On November 15, Prof. Sandra Halverson talked about translation and power at the Collets Kafé. The event was held at the local theatre in Kristiansand and was part of a series of gatherings where academics from the University of Agder can talk about their research.
The talk focused on the two main arenas in which power relationships are played out in the creation and use of translated texts. The first is the linguistic/communicative power that the translator exercises through her linguistic/semiotic choices. The second is the social power through which various stakeholders at the national level, through legislation, institutions, organizations, and more or less articulated norms, make decisions about what texts are to be translated into and out of Norwegian and by whom. The consequences at both levels have important ramifications, for example in the ways in which members of the Norwegian society experience the world through translated text and in the safeguarding of basic rights and services for the country’s residents.
Professor Halverson, our group leader, delivered an online talk with the title (Cognitive) linguistic theory in Translation Studies. It was part of the lectures Translation and Cognition; Translation and Corpora organized by the Institute of Translation Studies (Institut für Translationswissenschaft) at the University of Innsbruck.
The talk addressed the way Translation and Interpreting Studies should move forward to find a solution against the fragmentation of the field.
As well-established and empirically supported, usage-based approaches typical of Cognitive Linguistics could provide a common theoretical background that is grounded in socio-cognitive ontologies.
Our newest member, Chiara Astrid Gebbia, delivered a keynote talk at the Young Researchers Night on the International Day of Translation (30 September). The event in Kristiansand was one of several taking place throughout Norway to promote the development of researchers during their early-stage careers. During her talk, Chiara explained how metaphors pervade our everyday communication, decision-making, and professional identity formation. She also presented her postdoctoral project conducted within the AFO group in which she addresses translators’ metaphorical selves.
The night proceeded with a roundtable discussion with the other two keynote speakers, Hanne Stensola and Jeppe Have Rasmussen, on how to navigate the ocean of research.
A few days before the International Day for Interpretation and Translation (30 September), AFO supported the initiative of OsloMet to pursue sustainability in the interpreting field.

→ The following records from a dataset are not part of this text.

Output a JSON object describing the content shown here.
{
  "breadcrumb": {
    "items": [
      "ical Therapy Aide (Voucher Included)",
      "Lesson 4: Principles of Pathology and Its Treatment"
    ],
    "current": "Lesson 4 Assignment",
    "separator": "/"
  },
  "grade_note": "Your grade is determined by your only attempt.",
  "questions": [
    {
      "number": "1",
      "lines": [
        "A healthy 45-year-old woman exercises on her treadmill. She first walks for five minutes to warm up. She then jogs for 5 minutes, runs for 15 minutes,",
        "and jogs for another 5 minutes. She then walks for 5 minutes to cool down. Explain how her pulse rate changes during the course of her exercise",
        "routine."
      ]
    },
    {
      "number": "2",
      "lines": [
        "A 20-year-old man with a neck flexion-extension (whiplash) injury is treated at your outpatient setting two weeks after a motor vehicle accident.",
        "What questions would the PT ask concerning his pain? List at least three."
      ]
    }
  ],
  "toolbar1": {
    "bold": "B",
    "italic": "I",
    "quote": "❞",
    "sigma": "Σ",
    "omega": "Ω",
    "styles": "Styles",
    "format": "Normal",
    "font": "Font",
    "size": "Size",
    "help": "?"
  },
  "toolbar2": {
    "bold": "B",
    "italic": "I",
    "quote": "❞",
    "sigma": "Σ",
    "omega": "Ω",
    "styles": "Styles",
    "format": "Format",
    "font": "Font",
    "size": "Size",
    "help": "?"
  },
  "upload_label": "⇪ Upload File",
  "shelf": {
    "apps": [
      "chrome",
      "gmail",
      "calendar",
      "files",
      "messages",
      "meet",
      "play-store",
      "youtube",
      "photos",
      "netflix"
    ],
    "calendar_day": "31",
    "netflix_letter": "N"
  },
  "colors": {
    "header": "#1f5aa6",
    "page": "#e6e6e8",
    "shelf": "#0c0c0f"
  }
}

The event unfolded through several talks that addressed equal rights in legal translation and the role of interpreting both in the Sami culture and in the humanitarian crisis caused by the conflict in Ukraine.

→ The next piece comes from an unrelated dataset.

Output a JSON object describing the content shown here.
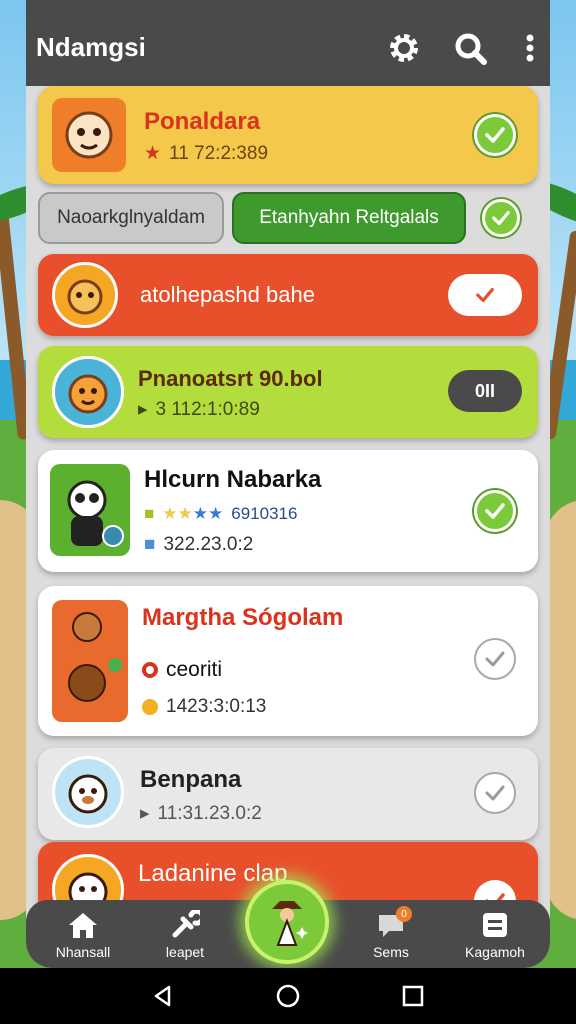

During the event, speakers from different cultures and fields also discussed how to improve Norwegian interpreters’ working conditions by following the UN development guidelines for sustainability.

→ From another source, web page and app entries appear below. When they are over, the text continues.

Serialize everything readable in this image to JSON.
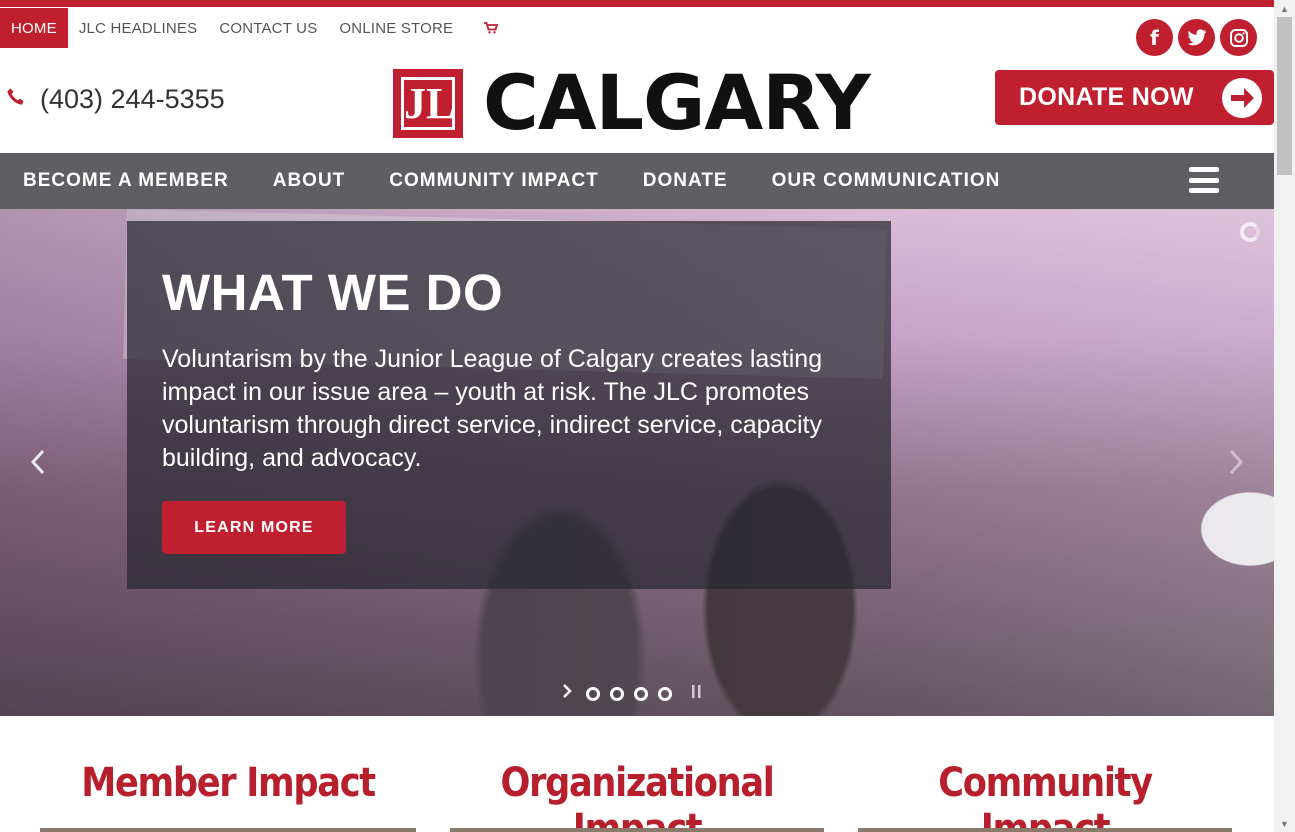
{
  "util_nav": {
    "items": [
      "HOME",
      "JLC HEADLINES",
      "CONTACT US",
      "ONLINE STORE"
    ],
    "cart_icon": "cart-icon"
  },
  "social": {
    "facebook": "f",
    "twitter": "t",
    "instagram": "◎"
  },
  "header": {
    "phone": "(403) 244-5355",
    "logo_mark": "JL",
    "logo_text": "CALGARY",
    "donate_label": "DONATE NOW"
  },
  "main_nav": {
    "items": [
      "BECOME A MEMBER",
      "ABOUT",
      "COMMUNITY IMPACT",
      "DONATE",
      "OUR COMMUNICATION"
    ]
  },
  "hero": {
    "title": "WHAT WE DO",
    "body": "Voluntarism by the Junior League of Calgary creates lasting impact in our issue area – youth at risk. The JLC promotes voluntarism through direct service, indirect service, capacity building, and advocacy.",
    "button": "LEARN MORE"
  },
  "impact": {
    "member": "Member Impact",
    "organizational": "Organizational Impact",
    "community": "Community Impact"
  },
  "colors": {
    "brand_red": "#c01f2f",
    "nav_gray": "#5e5e63"
  }
}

Sandra Halverson, our group leader, and Haidee Kotze run a roundtable during the conference Translation in Transition 2022 held in Prague on 22-23 September. The discussion called for a common theoretical framework in Translation Studies, an issue that has been overlooked at the advantage of methodological sophistication. Five major translation scholars took part in the roundtable: Hanna Risku, Stella Neumann, Bogusława Whyatt, Gert De Sutter, and Oliver Czulo.
Jean Nitzke also delivered a paper entitled Decisions in post-editing projects: Using semi-structured interviews with stakeholders from the language industry to update a decision tree model for post-editing tasks. This interview study, conducted with Carmen Canfora and Silvia Hansen-Schirra, revealed to which extent postediting is used in translation projects. It also stressed what the deciding factors are for outlining these projects.